I was referring to the generalization you were making. There are a great many poor who if they had the opportunity could invest very well. Before you ask why don't they, the answer is it takes an awful long time to save up 5 bucks at a time to be able to have enough to invest.

As for 'Joe Blow' winning the lottery and piss it all off in a few years, there are thousands more who have not. Good news doesn't sell papers. So we rarely hear about any one else.

As for being concerned, that's what we all should be, concerned about each other, it makes for a kinder world.

[-] 1 points by demcapitalist (977) 10 years ago

Where did the rich man get that second 5 mil --------I'll bet it was from the money the poor man spent. If the poor man now has no money to spend where will the rich man get his next pile of money? you think he can get it from other rich men? I doubt it.

[-] 3 points by Frizolio (80) 10 years ago

Yes other rich men. Its called smart investments.

[-] 2 points by demcapitalist (977) 10 years ago

Not investments, high stakes poker. Real investments, real equity, depends on productivity and consumption.Consumption depends on the poor having money. I will say the rich have done a spectacular job getting the poor to pay their gambling debts over the past decade.

[-] 0 points by Frizolio (80) 10 years ago
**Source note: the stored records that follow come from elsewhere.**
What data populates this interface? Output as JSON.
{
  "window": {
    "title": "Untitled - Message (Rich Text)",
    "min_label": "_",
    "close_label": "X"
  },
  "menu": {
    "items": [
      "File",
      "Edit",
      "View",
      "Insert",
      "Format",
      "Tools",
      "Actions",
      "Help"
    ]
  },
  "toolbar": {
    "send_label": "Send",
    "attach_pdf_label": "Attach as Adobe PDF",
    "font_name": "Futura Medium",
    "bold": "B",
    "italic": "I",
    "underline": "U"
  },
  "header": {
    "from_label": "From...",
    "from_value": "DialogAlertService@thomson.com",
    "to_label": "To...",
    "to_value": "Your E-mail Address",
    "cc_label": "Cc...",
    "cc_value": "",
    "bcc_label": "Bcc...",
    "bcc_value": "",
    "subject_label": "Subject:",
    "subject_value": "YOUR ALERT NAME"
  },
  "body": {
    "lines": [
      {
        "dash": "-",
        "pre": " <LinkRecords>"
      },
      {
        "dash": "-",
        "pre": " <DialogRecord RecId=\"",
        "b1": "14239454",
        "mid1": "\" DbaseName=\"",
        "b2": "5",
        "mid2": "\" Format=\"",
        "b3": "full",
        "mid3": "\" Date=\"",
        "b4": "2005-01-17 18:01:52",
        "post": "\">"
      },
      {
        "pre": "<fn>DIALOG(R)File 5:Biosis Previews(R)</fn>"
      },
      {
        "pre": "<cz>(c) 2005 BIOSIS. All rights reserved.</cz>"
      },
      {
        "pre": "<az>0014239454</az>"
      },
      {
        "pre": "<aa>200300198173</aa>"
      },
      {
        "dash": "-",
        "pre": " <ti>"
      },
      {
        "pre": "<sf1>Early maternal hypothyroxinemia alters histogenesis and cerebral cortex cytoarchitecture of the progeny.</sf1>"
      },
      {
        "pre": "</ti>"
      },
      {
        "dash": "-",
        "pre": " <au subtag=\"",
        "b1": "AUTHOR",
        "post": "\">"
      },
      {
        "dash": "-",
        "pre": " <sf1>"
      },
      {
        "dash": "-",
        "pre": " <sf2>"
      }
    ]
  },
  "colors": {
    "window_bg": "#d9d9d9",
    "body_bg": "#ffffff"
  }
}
China now has a middle class of consumers that rivals America so we are not needed anymore. The politicians on both sides really did sell us down the river with the so called free trade. Its DC that is the problem. They have a legal bribery system called special interest. We need to first and foremost demand the Special Interests and lobbyists cease and desist. If that doesn't change nothing will. The Occupiers need to Occupy Washington DC.

[-] 1 points by demcapitalist (977) 10 years ago

Yup ,overturn citizens united.

[-] 1 points by shoozTroll (17632) 10 years ago

Occupy Kstreet has been ongoing for a while now.

Try and keep up. I'd imagine they even have their own forum.